Sea-Scout coast watching.
After the war and a short time as a builder in Monmouthshire, he was offered a position at
Gilwell Park, Chingford. It was here that he worked with Baden Powell, being involved with training, the production
of the “Gilcraft” instruction books and the “invention” of the Woggle. This replaced, at least in some cases, the
“square knot” that was used to tie the scarf. I have heard that it was (1) initially used to identify leaders
and/or (2) awarded when the Scouter had achieved a wood craft qualification. It is reported that William Called it
a Woggle as it was “a name given to something without a name”.
At Gilwell Park, William appears to have further developed his craft skills. In 1922 he
accompanied Sir Alfred Pickford, Overseas Scout Commissioner for the Empire, as secretary and to assist with
training courses. He was involved with Scouting activities in Australia and New Zealand. Rather than return to
Britain, he worked in various places in Australia, primarily in West Australia. In 1952 he moved to Tasmania,
taking up a position at The Friend’s School. He remained active with the Scouting movement for practically the rest
of his life. He was instrumental in setting up a Scout Group at the school where his nick name was “Woolley”. In
teaching the lads the Sheep Shank, the knot became known as the “Sheep Shankley”, hence the derivation.
William died in 1978. He left behind a wonderful collection of craft work now in the possession
of Rolf (his son), who kindly allowed me to handle and photograph some. A couple of years ago, Rolf was
persuaded to donate Woggle Mark 1 to the museum for the benefit of all.
So that is the brief history behind the Gilwell Woggle and why it sits in a place of honour in
an exotic place half way round the world from its origins.

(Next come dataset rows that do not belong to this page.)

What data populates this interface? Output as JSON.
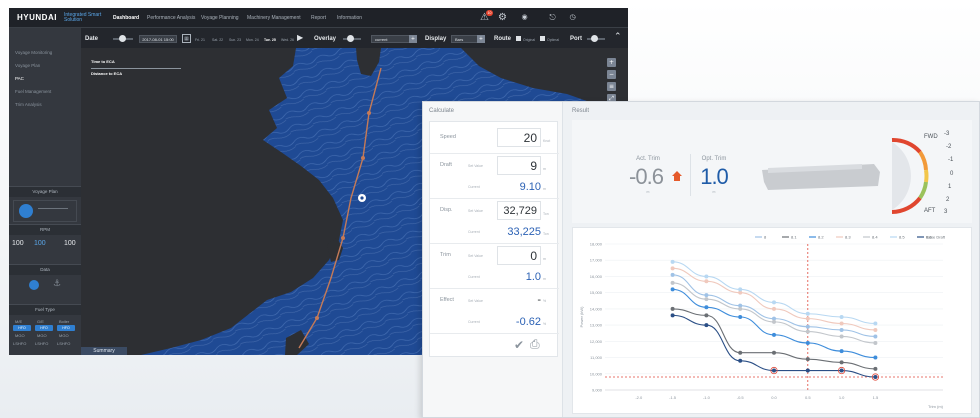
{
  "app": {
    "brand": "HYUNDAI",
    "brand_sub": "Integrated Smart Solution",
    "nav": [
      "Dashboard",
      "Performance Analysis",
      "Voyage Planning",
      "Machinery Management",
      "Report",
      "Information"
    ],
    "nav_active": 0,
    "notification_count": "10"
  },
  "controls": {
    "date_label": "Date",
    "date_value": "2017-08-01 15:00",
    "day_labels": [
      "Fri. 21",
      "Sat. 22",
      "Sun. 23",
      "Mon. 24",
      "Tue. 25",
      "Wed. 26"
    ],
    "overlay_label": "Overlay",
    "overlay_value": "current",
    "display_label": "Display",
    "display_value": "Bars",
    "route_label": "Route",
    "route_opt1": "Original",
    "route_opt2": "Optimal",
    "port_label": "Port"
  },
  "sidebar": {
    "items": [
      "Voyage Monitoring",
      "Voyage Plan",
      "PAC",
      "Fuel Management",
      "Trim Analysis"
    ],
    "selected": 2,
    "voyage_plan_title": "Voyage Plan",
    "rpm_label": "RPM",
    "rpm_value": "100",
    "speed_value": "100",
    "ratio_value": "100",
    "sections": [
      "Voyage Plan",
      "RPM",
      "Data",
      "Fuel Type"
    ],
    "fuel_cols": [
      "M/E",
      "G/E",
      "Boiler"
    ],
    "fuel_rows": [
      "HFO",
      "MGO",
      "LSHFO"
    ]
  },
  "map_info": {
    "time_to_eca": "Time to ECA",
    "distance_to_eca": "Distance to ECA",
    "summary_tab": "Summary"
  },
  "calc": {
    "title": "Calculate",
    "rows": [
      {
        "label": "Speed",
        "sub": "",
        "box": "20",
        "unit": "Knot"
      },
      {
        "label": "Draft",
        "sub": "Set Value",
        "box": "9",
        "unit": "m",
        "calc": "9.10",
        "calc_sub": "Current",
        "calc_unit": "m"
      },
      {
        "label": "Disp.",
        "sub": "Set Value",
        "box": "32,729",
        "unit": "Ton",
        "calc": "33,225",
        "calc_sub": "Current",
        "calc_unit": "Ton"
      },
      {
        "label": "Trim",
        "sub": "Set Value",
        "box": "0",
        "unit": "m",
        "calc": "1.0",
        "calc_sub": "Current",
        "calc_unit": "m"
      },
      {
        "label": "Effect",
        "sub": "Set Value",
        "box": "-",
        "unit": "%",
        "calc": "-0.62",
        "calc_sub": "Current",
        "calc_unit": "%"
      }
    ]
  },
  "result": {
    "title": "Result",
    "act_trim_label": "Act. Trim",
    "act_trim_value": "-0.6",
    "act_trim_unit": "m",
    "opt_trim_label": "Opt. Trim",
    "opt_trim_value": "1.0",
    "opt_trim_unit": "m",
    "gauge_top": "FWD",
    "gauge_bottom": "AFT",
    "gauge_ticks": [
      "-3",
      "-2",
      "-1",
      "0",
      "1",
      "2",
      "3"
    ],
    "colors": {
      "act": "#8c9299",
      "opt": "#1f5ca8",
      "warn": "#e55a2b"
    }
  },
  "chart_data": {
    "type": "line",
    "ylabel": "Power (kW)",
    "xlabel": "Trim (m)",
    "legend_extra": "Base Draft",
    "x": [
      -2.0,
      -1.5,
      -1.0,
      -0.5,
      0.0,
      0.5,
      1.0,
      1.5
    ],
    "yticks": [
      "18,000",
      "17,000",
      "16,000",
      "15,000",
      "14,000",
      "13,000",
      "12,000",
      "11,000",
      "10,000",
      "9,000"
    ],
    "xticks": [
      "-2.0",
      "-1.5",
      "-1.0",
      "-0.5",
      "0.0",
      "0.5",
      "1.0",
      "1.5"
    ],
    "ylim": [
      9000,
      18000
    ],
    "xlim": [
      -2.5,
      2.5
    ],
    "series": [
      {
        "name": "8",
        "color": "#9fc2e6",
        "values": [
          null,
          16100,
          14850,
          14200,
          13400,
          12900,
          12700,
          12300
        ]
      },
      {
        "name": "8.1",
        "color": "#6b6f74",
        "values": [
          null,
          14000,
          13600,
          11300,
          11300,
          10900,
          10700,
          10300
        ]
      },
      {
        "name": "8.2",
        "color": "#3e8ddb",
        "values": [
          null,
          15200,
          14100,
          13500,
          12400,
          11900,
          11400,
          11000
        ]
      },
      {
        "name": "8.3",
        "color": "#f0c9bd",
        "values": [
          null,
          16500,
          15700,
          15000,
          14000,
          13400,
          13100,
          12700
        ]
      },
      {
        "name": "8.4",
        "color": "#c2c6cb",
        "values": [
          null,
          15600,
          14600,
          14000,
          13200,
          12600,
          12300,
          11900
        ]
      },
      {
        "name": "8.5",
        "color": "#b8d8f2",
        "values": [
          null,
          16900,
          16000,
          15200,
          14400,
          13700,
          13500,
          13100
        ]
      },
      {
        "name": "8.6",
        "color": "#2b4f86",
        "values": [
          null,
          13600,
          13000,
          10800,
          10200,
          10200,
          10200,
          9800
        ]
      }
    ],
    "ref_h": 9800,
    "ref_v": 0.5,
    "ref_color": "#e04a3c"
  }
}
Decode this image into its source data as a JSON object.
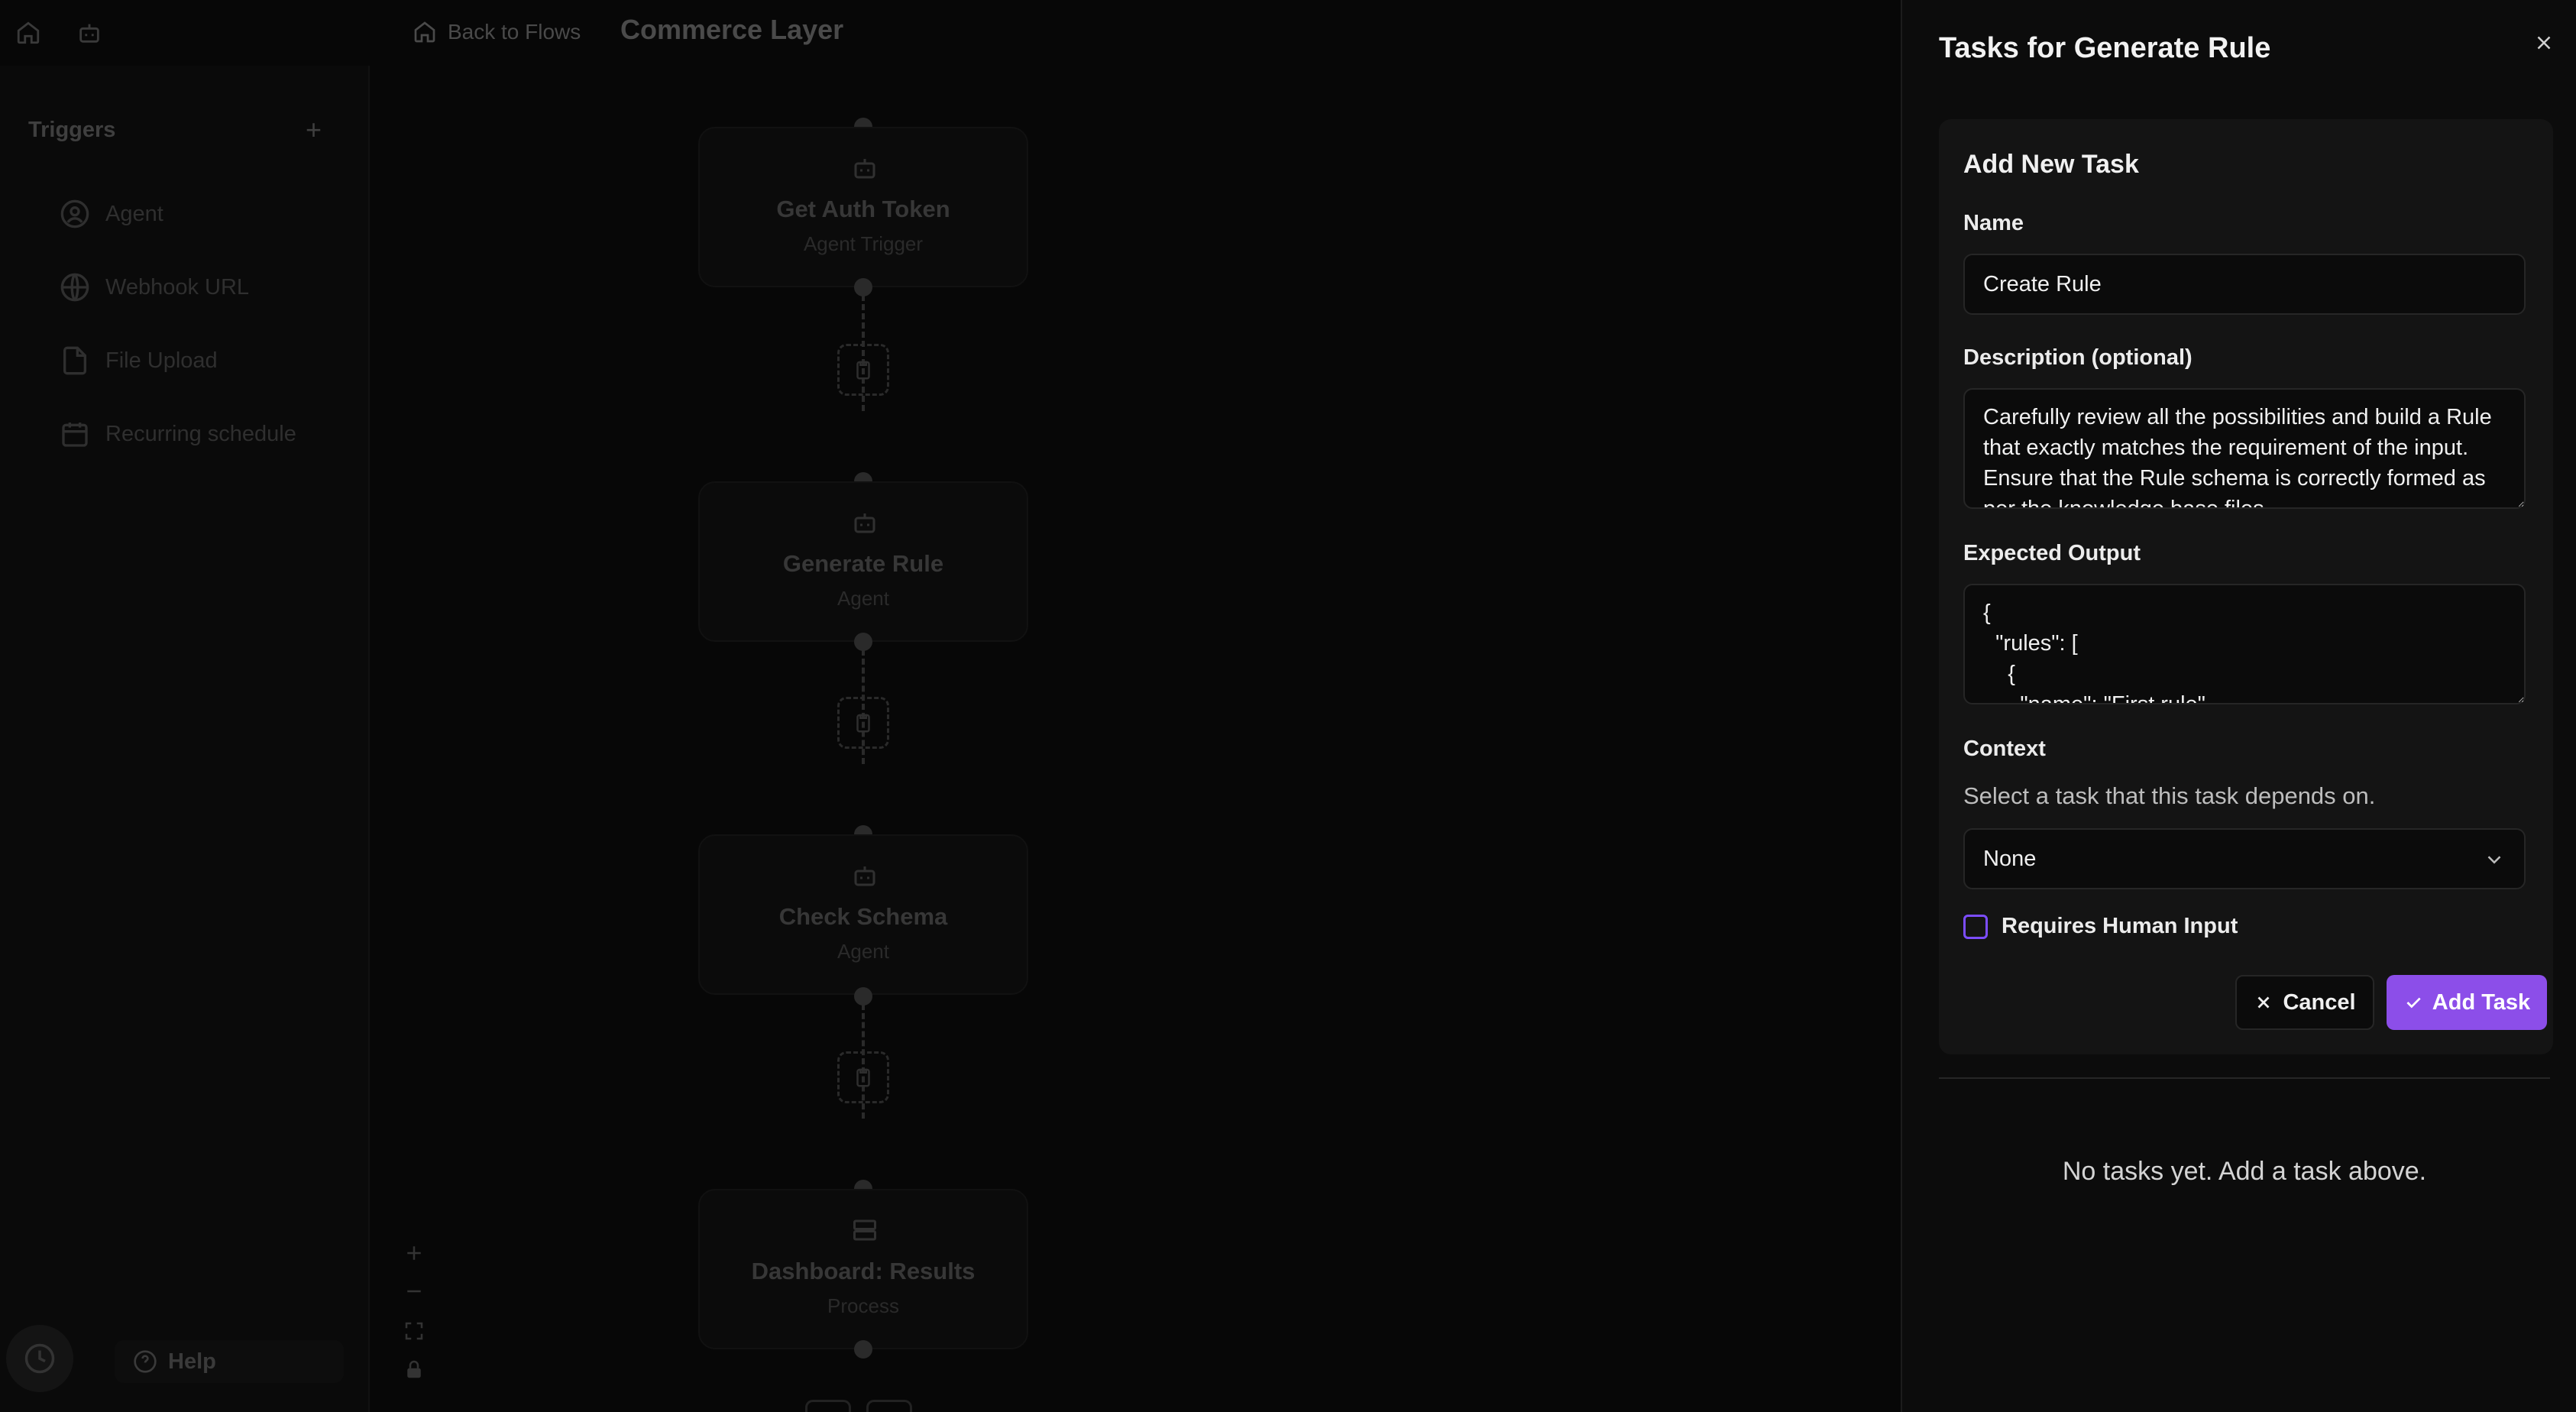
{
  "topbar": {
    "back_label": "Back to Flows",
    "flow_title": "Commerce Layer"
  },
  "sidebar": {
    "triggers_title": "Triggers",
    "add_symbol": "+",
    "items": [
      {
        "label": "Agent",
        "icon": "user-circle-icon"
      },
      {
        "label": "Webhook URL",
        "icon": "globe-icon"
      },
      {
        "label": "File Upload",
        "icon": "file-icon"
      },
      {
        "label": "Recurring schedule",
        "icon": "calendar-icon"
      }
    ],
    "help_label": "Help"
  },
  "canvas": {
    "nodes": [
      {
        "title": "Get Auth Token",
        "subtitle": "Agent Trigger",
        "icon": "bot-icon"
      },
      {
        "title": "Generate Rule",
        "subtitle": "Agent",
        "icon": "bot-icon"
      },
      {
        "title": "Check Schema",
        "subtitle": "Agent",
        "icon": "bot-icon"
      },
      {
        "title": "Dashboard: Results",
        "subtitle": "Process",
        "icon": "server-icon"
      }
    ]
  },
  "panel": {
    "title": "Tasks for Generate Rule",
    "form_title": "Add New Task",
    "name_label": "Name",
    "name_value": "Create Rule",
    "description_label": "Description (optional)",
    "description_value": "Carefully review all the possibilities and build a Rule that exactly matches the requirement of the input. Ensure that the Rule schema is correctly formed as per the knowledge base files.",
    "expected_label": "Expected Output",
    "expected_value": "{\n  \"rules\": [\n    {\n      \"name\": \"First rule\",",
    "context_label": "Context",
    "context_helper": "Select a task that this task depends on.",
    "context_selected": "None",
    "human_input_label": "Requires Human Input",
    "cancel_label": "Cancel",
    "add_label": "Add Task",
    "empty_message": "No tasks yet. Add a task above."
  },
  "colors": {
    "accent": "#8c4ee9",
    "checkbox_border": "#7c4dff",
    "panel_bg": "#0c0c0c"
  }
}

Any Guild members that have the good fortune to visit
Hobart should visit both Scout Heritage Museum at The Lea and the Maritime Museum which houses one of the best knot boards in the
I wish to acknowledge the enthusiastic assistance extended to me by Sue Gardiner of the Scout
Heritage Museum and Rolf Shankley in the preparation of this article.
Frank Brown is an IGKT member who lives in
Original article written for:
The International Guild of Knot Tyers "Knotting Matters" The Members Magazine by kind permission.